The Foreign Office has already sent officials to help process those crossing the border.
But Mr Raab has been criticised by MPs for not focusing more on the country.
This week, he has been visiting the region to build a coalition with neighbouring countries to "exert the maximum moderating influence" on the Taliban.
After talks with leaders in Qatar on Thursday, the foreign secretary said evacuations may be able to resume from Kabul airport "in the near future".
The Afghan capital's airport is out of action following the withdrawal of US troops last week.
And on Thursday evening he said he had spoken to Tajikistan foreign minister Sirojiddin Muhriddin about "how our countries can help maintain stability in the region, and tackle the humanitarian situation in Afghanistan".
image sourceDowning Streetimage captionDominic Raab visited Doha in Qatar on Thursday
Of the £30m in aid offered to neighbouring countries, Mr Raab said £10m would be made available immediately to humanitarian organisations in order to despatch supplies to Afghanistan's borders.
Countries predicted to experience a significant increase in refugees will also receive £20m to help with processing new arrivals and to provide essential services and supplies.
UNHCR, the UN Refugee Agency, has estimated a worst-case scenario of more than 500,000 refugees fleeing Afghanistan to Pakistan, Tajikistan, Iran, Uzbekistan and Turkmenistan in the coming months.
Mr Raab said: "It is vital that we help those fleeing Afghanistan and do not allow the crisis there to undermine regional stability."
He added that the aid showed the UK's "commitment to shoulder our humanitarian responsibility".
image sourceReutersimage captionAfghan refugees are expected to travel to countries including Pakistan
More than 17,000 people have been evacuated by the UK from Afghanistan so far, including more than 5,000 British nationals, Mr Raab has said.

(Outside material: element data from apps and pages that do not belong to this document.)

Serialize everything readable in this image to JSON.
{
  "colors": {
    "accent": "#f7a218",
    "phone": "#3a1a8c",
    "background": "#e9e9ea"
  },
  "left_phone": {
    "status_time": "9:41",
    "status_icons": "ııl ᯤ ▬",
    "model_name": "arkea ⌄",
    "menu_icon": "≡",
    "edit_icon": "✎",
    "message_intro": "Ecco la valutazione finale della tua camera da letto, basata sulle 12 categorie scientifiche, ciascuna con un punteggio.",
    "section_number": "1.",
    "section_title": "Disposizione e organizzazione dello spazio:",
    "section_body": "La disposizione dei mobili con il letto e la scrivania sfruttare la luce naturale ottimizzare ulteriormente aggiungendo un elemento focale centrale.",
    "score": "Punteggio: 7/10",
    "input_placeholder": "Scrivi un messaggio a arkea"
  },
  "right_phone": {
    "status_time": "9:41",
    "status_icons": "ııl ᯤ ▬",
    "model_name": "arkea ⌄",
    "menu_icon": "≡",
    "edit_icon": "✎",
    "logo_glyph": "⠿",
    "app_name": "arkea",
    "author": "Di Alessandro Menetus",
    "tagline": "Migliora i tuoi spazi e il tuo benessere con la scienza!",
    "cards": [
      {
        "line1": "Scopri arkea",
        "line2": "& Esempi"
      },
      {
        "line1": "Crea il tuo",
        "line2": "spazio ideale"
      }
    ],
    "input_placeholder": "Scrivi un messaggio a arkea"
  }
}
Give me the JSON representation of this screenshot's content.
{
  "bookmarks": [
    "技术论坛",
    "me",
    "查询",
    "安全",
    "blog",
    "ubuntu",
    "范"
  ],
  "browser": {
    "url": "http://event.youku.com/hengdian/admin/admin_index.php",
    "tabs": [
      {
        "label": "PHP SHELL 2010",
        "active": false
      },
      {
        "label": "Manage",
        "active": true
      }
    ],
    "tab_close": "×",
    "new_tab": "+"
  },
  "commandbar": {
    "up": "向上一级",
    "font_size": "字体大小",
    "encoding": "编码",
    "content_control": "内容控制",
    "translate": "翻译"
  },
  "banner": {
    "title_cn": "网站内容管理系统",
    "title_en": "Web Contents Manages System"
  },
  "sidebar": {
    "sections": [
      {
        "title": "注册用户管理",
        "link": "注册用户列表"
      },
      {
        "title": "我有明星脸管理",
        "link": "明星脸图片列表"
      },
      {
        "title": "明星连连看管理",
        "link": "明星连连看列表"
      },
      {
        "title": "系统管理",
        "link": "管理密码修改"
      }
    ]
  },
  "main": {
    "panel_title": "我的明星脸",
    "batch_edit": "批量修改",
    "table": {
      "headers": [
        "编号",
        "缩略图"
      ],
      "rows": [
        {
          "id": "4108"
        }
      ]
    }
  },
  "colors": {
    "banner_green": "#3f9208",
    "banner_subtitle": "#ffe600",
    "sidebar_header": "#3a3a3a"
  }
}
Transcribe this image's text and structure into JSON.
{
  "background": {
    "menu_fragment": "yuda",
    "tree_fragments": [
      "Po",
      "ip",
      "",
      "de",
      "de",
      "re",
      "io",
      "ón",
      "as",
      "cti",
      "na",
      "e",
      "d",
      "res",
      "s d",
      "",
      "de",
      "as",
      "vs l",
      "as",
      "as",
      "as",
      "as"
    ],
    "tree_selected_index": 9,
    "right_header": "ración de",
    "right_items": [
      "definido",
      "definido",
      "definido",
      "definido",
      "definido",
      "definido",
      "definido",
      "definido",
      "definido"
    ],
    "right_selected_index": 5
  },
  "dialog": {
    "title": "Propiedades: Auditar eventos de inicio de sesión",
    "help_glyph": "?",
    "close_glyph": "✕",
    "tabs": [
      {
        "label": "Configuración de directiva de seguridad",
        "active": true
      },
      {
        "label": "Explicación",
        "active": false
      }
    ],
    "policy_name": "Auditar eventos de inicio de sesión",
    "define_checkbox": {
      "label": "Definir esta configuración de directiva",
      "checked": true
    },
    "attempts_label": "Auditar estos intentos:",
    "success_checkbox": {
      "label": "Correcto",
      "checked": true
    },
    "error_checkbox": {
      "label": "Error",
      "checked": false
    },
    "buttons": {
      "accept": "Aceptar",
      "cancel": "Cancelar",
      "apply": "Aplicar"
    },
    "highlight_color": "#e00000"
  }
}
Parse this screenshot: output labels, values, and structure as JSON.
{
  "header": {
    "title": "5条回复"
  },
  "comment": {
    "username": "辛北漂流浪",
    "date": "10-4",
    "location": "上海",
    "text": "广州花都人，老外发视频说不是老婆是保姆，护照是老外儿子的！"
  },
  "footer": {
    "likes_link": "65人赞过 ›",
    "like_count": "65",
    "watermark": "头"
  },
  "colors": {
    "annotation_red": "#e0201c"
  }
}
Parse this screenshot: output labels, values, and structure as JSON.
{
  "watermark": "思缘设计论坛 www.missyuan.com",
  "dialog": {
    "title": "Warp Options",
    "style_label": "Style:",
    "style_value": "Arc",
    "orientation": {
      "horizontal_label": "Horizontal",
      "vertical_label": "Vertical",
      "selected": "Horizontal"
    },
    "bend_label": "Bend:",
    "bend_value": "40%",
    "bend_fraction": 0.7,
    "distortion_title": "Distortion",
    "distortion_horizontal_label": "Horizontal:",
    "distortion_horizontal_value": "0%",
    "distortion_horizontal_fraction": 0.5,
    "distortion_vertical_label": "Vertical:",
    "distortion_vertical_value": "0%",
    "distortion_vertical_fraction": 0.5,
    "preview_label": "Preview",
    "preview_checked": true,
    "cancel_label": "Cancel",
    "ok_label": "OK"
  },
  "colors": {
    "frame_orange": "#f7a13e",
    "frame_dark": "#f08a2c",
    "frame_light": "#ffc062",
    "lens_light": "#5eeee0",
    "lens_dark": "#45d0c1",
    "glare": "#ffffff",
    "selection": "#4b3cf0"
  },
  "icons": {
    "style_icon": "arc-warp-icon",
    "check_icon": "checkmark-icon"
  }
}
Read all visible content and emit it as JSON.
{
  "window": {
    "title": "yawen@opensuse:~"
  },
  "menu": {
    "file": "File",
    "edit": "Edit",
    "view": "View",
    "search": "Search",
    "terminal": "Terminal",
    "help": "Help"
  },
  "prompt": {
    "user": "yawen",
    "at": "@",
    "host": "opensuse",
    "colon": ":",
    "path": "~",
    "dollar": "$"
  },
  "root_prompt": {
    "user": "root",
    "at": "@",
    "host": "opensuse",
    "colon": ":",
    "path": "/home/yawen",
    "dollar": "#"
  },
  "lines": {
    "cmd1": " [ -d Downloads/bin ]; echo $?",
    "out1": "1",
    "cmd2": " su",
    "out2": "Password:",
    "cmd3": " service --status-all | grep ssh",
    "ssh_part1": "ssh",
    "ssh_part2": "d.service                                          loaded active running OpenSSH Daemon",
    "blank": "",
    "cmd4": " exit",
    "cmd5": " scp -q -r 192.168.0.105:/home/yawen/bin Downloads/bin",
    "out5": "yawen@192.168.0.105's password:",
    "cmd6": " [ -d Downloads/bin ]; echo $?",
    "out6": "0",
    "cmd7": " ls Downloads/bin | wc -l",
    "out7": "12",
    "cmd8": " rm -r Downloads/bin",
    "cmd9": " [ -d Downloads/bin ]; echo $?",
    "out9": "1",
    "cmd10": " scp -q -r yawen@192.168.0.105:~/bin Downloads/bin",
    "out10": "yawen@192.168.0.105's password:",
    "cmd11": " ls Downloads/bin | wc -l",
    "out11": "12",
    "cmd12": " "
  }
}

The last British plane flying people out of Kabul took off on Saturday, as the remaining foreign troops withdrew from the country.
It is feared thousands of people eligible for relocation, including Afghans who worked for the British and their families, have been left behind.
Mr Raab has estimated the number of UK nationals still in the country is in the "low hundreds" but he was unable to give a precise figure of the number of eligible Afghans who were unable to get on evacuation flights.
Last month, Prime Minister Boris Johnson announced an increase in aid to Afghanistan to £286m, amid a policy to cut spending on overseas assistance.
The UK sent £290m of aid to Afghanistan in 2019, according to a briefing from the House of Commons Library, and the government pledged £155m in aid for 2021 at the Afghanistan Conference in November 2020.